Element data from apps and pages:
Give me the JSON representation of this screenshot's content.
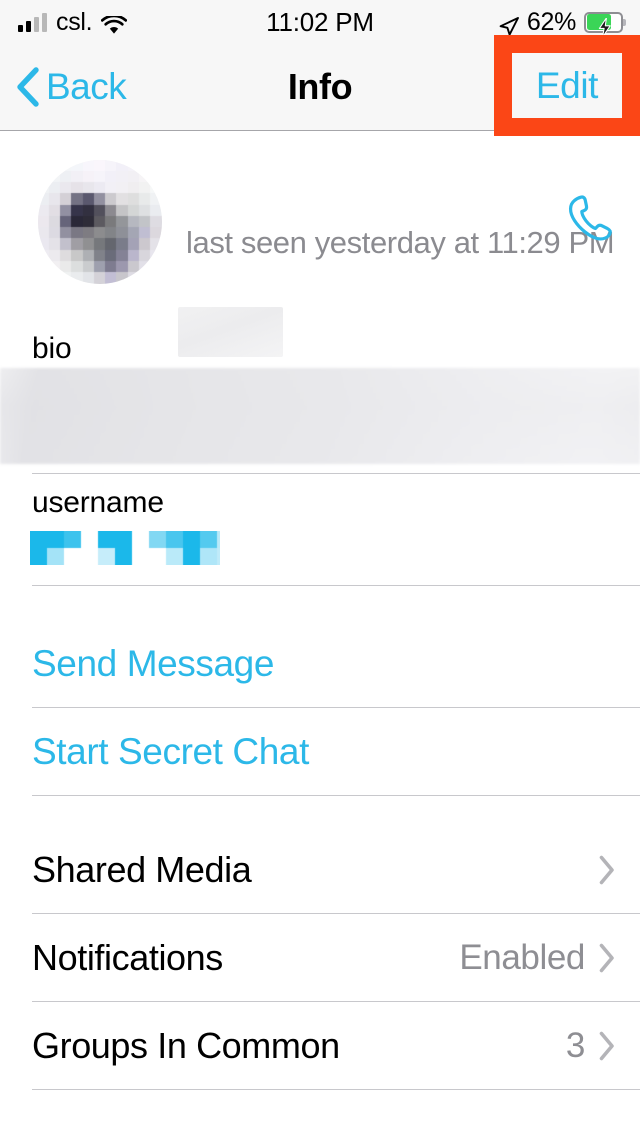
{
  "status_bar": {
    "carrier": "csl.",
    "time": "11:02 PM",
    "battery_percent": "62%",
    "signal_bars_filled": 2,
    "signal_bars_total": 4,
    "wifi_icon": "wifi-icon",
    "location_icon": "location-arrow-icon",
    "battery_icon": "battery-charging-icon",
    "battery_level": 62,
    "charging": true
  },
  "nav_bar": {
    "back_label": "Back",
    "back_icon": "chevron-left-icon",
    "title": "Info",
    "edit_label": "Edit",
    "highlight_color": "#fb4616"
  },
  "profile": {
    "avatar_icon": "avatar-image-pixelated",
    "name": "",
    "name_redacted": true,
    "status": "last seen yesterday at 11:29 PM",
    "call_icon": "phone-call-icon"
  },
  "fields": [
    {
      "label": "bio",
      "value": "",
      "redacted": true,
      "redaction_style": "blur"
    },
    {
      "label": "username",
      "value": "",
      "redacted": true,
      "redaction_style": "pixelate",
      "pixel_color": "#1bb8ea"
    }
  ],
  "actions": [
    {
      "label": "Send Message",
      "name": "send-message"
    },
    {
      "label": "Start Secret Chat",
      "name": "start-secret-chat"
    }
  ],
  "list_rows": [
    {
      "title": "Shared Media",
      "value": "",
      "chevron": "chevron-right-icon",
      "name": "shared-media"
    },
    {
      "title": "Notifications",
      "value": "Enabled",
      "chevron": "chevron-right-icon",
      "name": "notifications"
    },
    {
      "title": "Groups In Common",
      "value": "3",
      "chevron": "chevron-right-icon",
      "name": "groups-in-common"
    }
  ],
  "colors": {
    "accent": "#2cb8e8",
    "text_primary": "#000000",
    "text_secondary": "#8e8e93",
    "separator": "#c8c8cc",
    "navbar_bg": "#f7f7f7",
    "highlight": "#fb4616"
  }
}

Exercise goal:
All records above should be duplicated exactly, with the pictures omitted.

Output of the task:
Give me the JSON representation of this screenshot's content.
{
  "status_bar": {
    "carrier": "csl.",
    "time": "11:02 PM",
    "battery_percent": "62%",
    "signal_bars_filled": 2,
    "signal_bars_total": 4,
    "wifi_icon": "wifi-icon",
    "location_icon": "location-arrow-icon",
    "battery_icon": "battery-charging-icon",
    "battery_level": 62,
    "charging": true
  },
  "nav_bar": {
    "back_label": "Back",
    "back_icon": "chevron-left-icon",
    "title": "Info",
    "edit_label": "Edit",
    "highlight_color": "#fb4616"
  },
  "profile": {
    "avatar_icon": "avatar-image-pixelated",
    "name": "",
    "name_redacted": true,
    "status": "last seen yesterday at 11:29 PM",
    "call_icon": "phone-call-icon"
  },
  "fields": [
    {
      "label": "bio",
      "value": "",
      "redacted": true,
      "redaction_style": "blur"
    },
    {
      "label": "username",
      "value": "",
      "redacted": true,
      "redaction_style": "pixelate",
      "pixel_color": "#1bb8ea"
    }
  ],
  "actions": [
    {
      "label": "Send Message",
      "name": "send-message"
    },
    {
      "label": "Start Secret Chat",
      "name": "start-secret-chat"
    }
  ],
  "list_rows": [
    {
      "title": "Shared Media",
      "value": "",
      "chevron": "chevron-right-icon",
      "name": "shared-media"
    },
    {
      "title": "Notifications",
      "value": "Enabled",
      "chevron": "chevron-right-icon",
      "name": "notifications"
    },
    {
      "title": "Groups In Common",
      "value": "3",
      "chevron": "chevron-right-icon",
      "name": "groups-in-common"
    }
  ],
  "colors": {
    "accent": "#2cb8e8",
    "text_primary": "#000000",
    "text_secondary": "#8e8e93",
    "separator": "#c8c8cc",
    "navbar_bg": "#f7f7f7",
    "highlight": "#fb4616"
  }
}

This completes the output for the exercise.